■ Activity ■
Only an exact repetition of all the entries will be accepted.
===============
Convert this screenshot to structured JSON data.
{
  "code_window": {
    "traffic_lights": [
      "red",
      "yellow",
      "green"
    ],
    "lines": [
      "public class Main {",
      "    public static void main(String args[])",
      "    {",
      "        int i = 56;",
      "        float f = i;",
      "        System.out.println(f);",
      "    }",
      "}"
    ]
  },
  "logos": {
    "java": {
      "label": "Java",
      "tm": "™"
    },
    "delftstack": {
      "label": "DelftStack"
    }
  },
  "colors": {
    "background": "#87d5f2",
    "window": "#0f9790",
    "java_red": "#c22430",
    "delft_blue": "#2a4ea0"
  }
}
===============
■ Solution for this problem ■
Convert this screenshot to structured JSON data.
{
  "code_window": {
    "traffic_lights": [
      "red",
      "yellow",
      "green"
    ],
    "lines": [
      "public class Main {",
      "    public static void main(String args[])",
      "    {",
      "        int i = 56;",
      "        float f = i;",
      "        System.out.println(f);",
      "    }",
      "}"
    ]
  },
  "logos": {
    "java": {
      "label": "Java",
      "tm": "™"
    },
    "delftstack": {
      "label": "DelftStack"
    }
  },
  "colors": {
    "background": "#87d5f2",
    "window": "#0f9790",
    "java_red": "#c22430",
    "delft_blue": "#2a4ea0"
  }
}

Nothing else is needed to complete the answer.